Problem - Would you restate the full listing word for word and omit its pictures?

Excerpted data -
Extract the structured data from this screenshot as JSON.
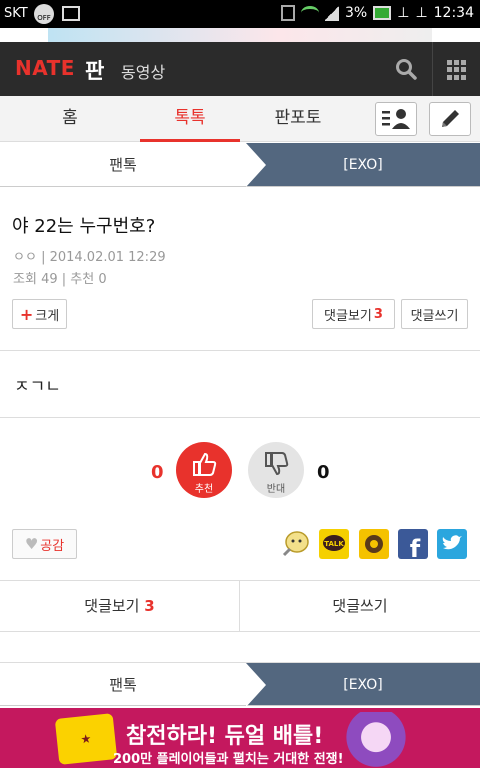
{
  "status_bar": {
    "carrier": "SKT",
    "off_label": "OFF",
    "battery_percent": "3%",
    "time": "12:34"
  },
  "header": {
    "logo_nate": "NATE",
    "logo_pan": "판",
    "video_label": "동영상",
    "icons": [
      "search-icon",
      "grid-icon"
    ]
  },
  "tabs": {
    "items": [
      {
        "label": "홈"
      },
      {
        "label": "톡톡"
      },
      {
        "label": "판포토"
      }
    ],
    "active_index": 1
  },
  "category": {
    "left": "팬톡",
    "right": "[EXO]"
  },
  "article": {
    "title": "야 22는 누구번호?",
    "author": "ㅇㅇ",
    "date": "2014.02.01 12:29",
    "views_label": "조회",
    "views": "49",
    "recommend_label": "추천",
    "recommend": "0",
    "zoom_label": "크게",
    "comments_view_label": "댓글보기",
    "comments_count": "3",
    "comment_write_label": "댓글쓰기",
    "body": "ㅈㄱㄴ"
  },
  "vote": {
    "up_count": "0",
    "up_label": "추천",
    "down_label": "반대",
    "down_count": "0"
  },
  "social": {
    "empathy_label": "공감",
    "icons": [
      "emoticon-icon",
      "kakaotalk-icon",
      "kakaostory-icon",
      "facebook-icon",
      "twitter-icon"
    ]
  },
  "bottom_buttons": {
    "view_label": "댓글보기",
    "view_count": "3",
    "write_label": "댓글쓰기"
  },
  "category_bottom": {
    "left": "팬톡",
    "right": "[EXO]"
  },
  "ad": {
    "main_text": "참전하라! 듀얼 배틀!",
    "sub_text": "200만 플레이어들과 펼치는 거대한 전쟁!"
  },
  "colors": {
    "accent": "#e8322c",
    "header_bg": "#2b2b2b",
    "category_right_bg": "#53677f",
    "ad_bg": "#c4185e"
  }
}
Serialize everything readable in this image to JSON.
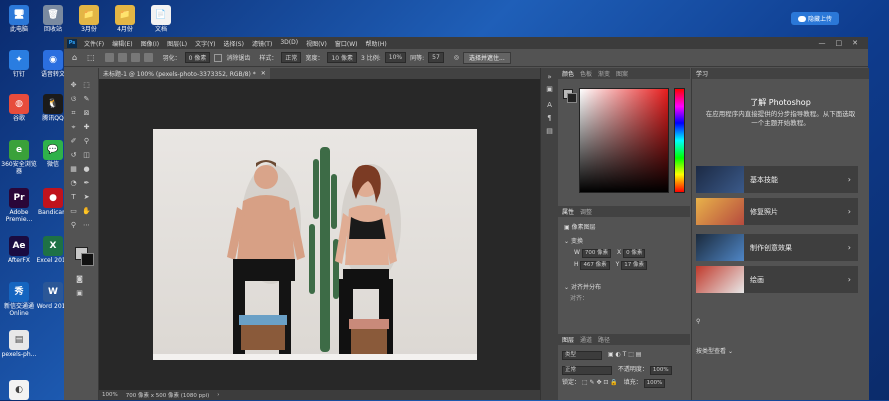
{
  "desktop": {
    "icons": [
      {
        "label": "此电脑",
        "glyph": "🖥",
        "color": "#2b78d8"
      },
      {
        "label": "回收站",
        "glyph": "🗑",
        "color": "#7a8aa0"
      },
      {
        "label": "3月份",
        "glyph": "📁",
        "color": "#e3b645"
      },
      {
        "label": "4月份",
        "glyph": "📁",
        "color": "#e3b645"
      },
      {
        "label": "文档",
        "glyph": "📄",
        "color": "#f2f2f2"
      },
      {
        "label": "钉钉",
        "glyph": "✦",
        "color": "#2a7de1"
      },
      {
        "label": "语音转文",
        "glyph": "◉",
        "color": "#2b6fe0"
      },
      {
        "label": "谷歌",
        "glyph": "◍",
        "color": "#e74c3c"
      },
      {
        "label": "腾讯QQ",
        "glyph": "🐧",
        "color": "#1b1b1b"
      },
      {
        "label": "360安全浏览器",
        "glyph": "e",
        "color": "#3aa13a"
      },
      {
        "label": "微信",
        "glyph": "💬",
        "color": "#2fb14a"
      },
      {
        "label": "Adobe Premie...",
        "glyph": "Pr",
        "color": "#2a0638"
      },
      {
        "label": "Bandicam",
        "glyph": "●",
        "color": "#c0131d"
      },
      {
        "label": "AfterFX",
        "glyph": "Ae",
        "color": "#1a0b40"
      },
      {
        "label": "Excel 2016",
        "glyph": "X",
        "color": "#1e7145"
      },
      {
        "label": "新信交通通 Online",
        "glyph": "秀",
        "color": "#1565c0"
      },
      {
        "label": "Word 2016",
        "glyph": "W",
        "color": "#2b5797"
      },
      {
        "label": "pexels-ph...",
        "glyph": "▤",
        "color": "#e8e8e8"
      },
      {
        "label": "",
        "glyph": "◐",
        "color": "#f3f3f3"
      }
    ],
    "cloud_button": "隐藏上传"
  },
  "ps": {
    "logo": "Ps",
    "menu": [
      "文件(F)",
      "编辑(E)",
      "图像(I)",
      "图层(L)",
      "文字(Y)",
      "选择(S)",
      "滤镜(T)",
      "3D(D)",
      "视图(V)",
      "窗口(W)",
      "帮助(H)"
    ],
    "window_controls": [
      "—",
      "□",
      "✕"
    ],
    "options": {
      "feather_label": "羽化：",
      "feather_value": "0 像素",
      "antialias": "消除锯齿",
      "style_label": "样式：",
      "style_value": "正常",
      "width_label": "宽度：",
      "height_label": "高度：",
      "select_subject": "选择并遮住..."
    },
    "options_full": [
      "0 像素",
      "消除锯齿",
      "正常",
      "宽度:",
      "10 像素",
      "3 比例:",
      "10%",
      "同等:",
      "57"
    ],
    "doc_tab": "未标题-1 @ 100% (pexels-photo-3373352, RGB/8) *",
    "doc_tab_close": "✕",
    "status": {
      "zoom": "100%",
      "info": "700 像素 x 500 像素 (1080 ppi)"
    },
    "color_panel": {
      "tabs": [
        "颜色",
        "色板",
        "渐变",
        "图案"
      ]
    },
    "properties": {
      "tabs": [
        "属性",
        "调整"
      ],
      "layer_type": "像素图层",
      "transform_label": "变换",
      "w_label": "W",
      "w_value": "700 像素",
      "x_label": "X",
      "x_value": "0 像素",
      "h_label": "H",
      "h_value": "467 像素",
      "y_label": "Y",
      "y_value": "17 像素",
      "align_label": "对齐并分布",
      "align_sub": "对齐："
    },
    "layers": {
      "tabs": [
        "图层",
        "通道",
        "路径"
      ],
      "kind": "类型",
      "blend": "正常",
      "opacity_label": "不透明度：",
      "opacity_value": "100%",
      "lock_label": "锁定：",
      "fill_label": "填充：",
      "fill_value": "100%"
    },
    "learn": {
      "tab": "学习",
      "title": "了解 Photoshop",
      "description": "在应用程序内直接提供的分步指导教程。从下面选取一个主题开始教程。",
      "cards": [
        {
          "label": "基本技能",
          "colors": [
            "#1c2a44",
            "#3b5a8a"
          ]
        },
        {
          "label": "修复照片",
          "colors": [
            "#e8b24a",
            "#b64a3e"
          ]
        },
        {
          "label": "制作创意效果",
          "colors": [
            "#1b2a3c",
            "#4f86c6"
          ]
        },
        {
          "label": "绘画",
          "colors": [
            "#c0392b",
            "#e8e8e8"
          ]
        }
      ],
      "search_placeholder": "",
      "filter_label": "按类型查看"
    }
  }
}
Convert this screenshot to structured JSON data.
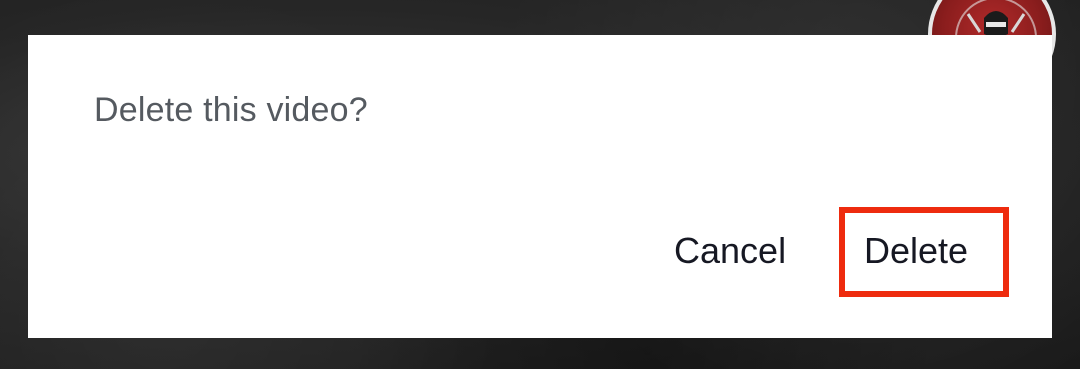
{
  "dialog": {
    "message": "Delete this video?",
    "cancel_label": "Cancel",
    "delete_label": "Delete"
  },
  "colors": {
    "highlight": "#ee2b0e",
    "dialog_background": "#ffffff",
    "message_text": "#555a60",
    "button_text": "#161823",
    "avatar_fill": "#8a1d1d"
  },
  "icons": {
    "avatar": "profile-avatar"
  }
}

Solution to the exercise -
Extract the structured data from this screenshot as JSON.
{
  "status_bar": {
    "carrier": "SKT",
    "off_label": "OFF",
    "battery_percent": "3%",
    "time": "12:34"
  },
  "header": {
    "logo_nate": "NATE",
    "logo_pan": "판",
    "video_label": "동영상",
    "icons": [
      "search-icon",
      "grid-icon"
    ]
  },
  "tabs": {
    "items": [
      {
        "label": "홈"
      },
      {
        "label": "톡톡"
      },
      {
        "label": "판포토"
      }
    ],
    "active_index": 1
  },
  "category": {
    "left": "팬톡",
    "right": "[EXO]"
  },
  "article": {
    "title": "야 22는 누구번호?",
    "author": "ㅇㅇ",
    "date": "2014.02.01 12:29",
    "views_label": "조회",
    "views": "49",
    "recommend_label": "추천",
    "recommend": "0",
    "zoom_label": "크게",
    "comments_view_label": "댓글보기",
    "comments_count": "3",
    "comment_write_label": "댓글쓰기",
    "body": "ㅈㄱㄴ"
  },
  "vote": {
    "up_count": "0",
    "up_label": "추천",
    "down_label": "반대",
    "down_count": "0"
  },
  "social": {
    "empathy_label": "공감",
    "icons": [
      "emoticon-icon",
      "kakaotalk-icon",
      "kakaostory-icon",
      "facebook-icon",
      "twitter-icon"
    ]
  },
  "bottom_buttons": {
    "view_label": "댓글보기",
    "view_count": "3",
    "write_label": "댓글쓰기"
  },
  "category_bottom": {
    "left": "팬톡",
    "right": "[EXO]"
  },
  "ad": {
    "main_text": "참전하라! 듀얼 배틀!",
    "sub_text": "200만 플레이어들과 펼치는 거대한 전쟁!"
  },
  "colors": {
    "accent": "#e8322c",
    "header_bg": "#2b2b2b",
    "category_right_bg": "#53677f",
    "ad_bg": "#c4185e"
  }
}
Serialize everything readable in this image to JSON.
{
  "desktop": {
    "icons": [
      {
        "label": "此电脑",
        "glyph": "🖥",
        "color": "#2b78d8"
      },
      {
        "label": "回收站",
        "glyph": "🗑",
        "color": "#7a8aa0"
      },
      {
        "label": "3月份",
        "glyph": "📁",
        "color": "#e3b645"
      },
      {
        "label": "4月份",
        "glyph": "📁",
        "color": "#e3b645"
      },
      {
        "label": "文档",
        "glyph": "📄",
        "color": "#f2f2f2"
      },
      {
        "label": "钉钉",
        "glyph": "✦",
        "color": "#2a7de1"
      },
      {
        "label": "语音转文",
        "glyph": "◉",
        "color": "#2b6fe0"
      },
      {
        "label": "谷歌",
        "glyph": "◍",
        "color": "#e74c3c"
      },
      {
        "label": "腾讯QQ",
        "glyph": "🐧",
        "color": "#1b1b1b"
      },
      {
        "label": "360安全浏览器",
        "glyph": "e",
        "color": "#3aa13a"
      },
      {
        "label": "微信",
        "glyph": "💬",
        "color": "#2fb14a"
      },
      {
        "label": "Adobe Premie...",
        "glyph": "Pr",
        "color": "#2a0638"
      },
      {
        "label": "Bandicam",
        "glyph": "●",
        "color": "#c0131d"
      },
      {
        "label": "AfterFX",
        "glyph": "Ae",
        "color": "#1a0b40"
      },
      {
        "label": "Excel 2016",
        "glyph": "X",
        "color": "#1e7145"
      },
      {
        "label": "新信交通通 Online",
        "glyph": "秀",
        "color": "#1565c0"
      },
      {
        "label": "Word 2016",
        "glyph": "W",
        "color": "#2b5797"
      },
      {
        "label": "pexels-ph...",
        "glyph": "▤",
        "color": "#e8e8e8"
      },
      {
        "label": "",
        "glyph": "◐",
        "color": "#f3f3f3"
      }
    ],
    "cloud_button": "隐藏上传"
  },
  "ps": {
    "logo": "Ps",
    "menu": [
      "文件(F)",
      "编辑(E)",
      "图像(I)",
      "图层(L)",
      "文字(Y)",
      "选择(S)",
      "滤镜(T)",
      "3D(D)",
      "视图(V)",
      "窗口(W)",
      "帮助(H)"
    ],
    "window_controls": [
      "—",
      "□",
      "✕"
    ],
    "options": {
      "feather_label": "羽化：",
      "feather_value": "0 像素",
      "antialias": "消除锯齿",
      "style_label": "样式：",
      "style_value": "正常",
      "width_label": "宽度：",
      "height_label": "高度：",
      "select_subject": "选择并遮住..."
    },
    "options_full": [
      "0 像素",
      "消除锯齿",
      "正常",
      "宽度:",
      "10 像素",
      "3 比例:",
      "10%",
      "同等:",
      "57"
    ],
    "doc_tab": "未标题-1 @ 100% (pexels-photo-3373352, RGB/8) *",
    "doc_tab_close": "✕",
    "status": {
      "zoom": "100%",
      "info": "700 像素 x 500 像素 (1080 ppi)"
    },
    "color_panel": {
      "tabs": [
        "颜色",
        "色板",
        "渐变",
        "图案"
      ]
    },
    "properties": {
      "tabs": [
        "属性",
        "调整"
      ],
      "layer_type": "像素图层",
      "transform_label": "变换",
      "w_label": "W",
      "w_value": "700 像素",
      "x_label": "X",
      "x_value": "0 像素",
      "h_label": "H",
      "h_value": "467 像素",
      "y_label": "Y",
      "y_value": "17 像素",
      "align_label": "对齐并分布",
      "align_sub": "对齐："
    },
    "layers": {
      "tabs": [
        "图层",
        "通道",
        "路径"
      ],
      "kind": "类型",
      "blend": "正常",
      "opacity_label": "不透明度：",
      "opacity_value": "100%",
      "lock_label": "锁定：",
      "fill_label": "填充：",
      "fill_value": "100%"
    },
    "learn": {
      "tab": "学习",
      "title": "了解 Photoshop",
      "description": "在应用程序内直接提供的分步指导教程。从下面选取一个主题开始教程。",
      "cards": [
        {
          "label": "基本技能",
          "colors": [
            "#1c2a44",
            "#3b5a8a"
          ]
        },
        {
          "label": "修复照片",
          "colors": [
            "#e8b24a",
            "#b64a3e"
          ]
        },
        {
          "label": "制作创意效果",
          "colors": [
            "#1b2a3c",
            "#4f86c6"
          ]
        },
        {
          "label": "绘画",
          "colors": [
            "#c0392b",
            "#e8e8e8"
          ]
        }
      ],
      "search_placeholder": "",
      "filter_label": "按类型查看"
    }
  }
}
Convert this screenshot to structured JSON data.
{
  "dialog": {
    "message": "Delete this video?",
    "cancel_label": "Cancel",
    "delete_label": "Delete"
  },
  "colors": {
    "highlight": "#ee2b0e",
    "dialog_background": "#ffffff",
    "message_text": "#555a60",
    "button_text": "#161823",
    "avatar_fill": "#8a1d1d"
  },
  "icons": {
    "avatar": "profile-avatar"
  }
}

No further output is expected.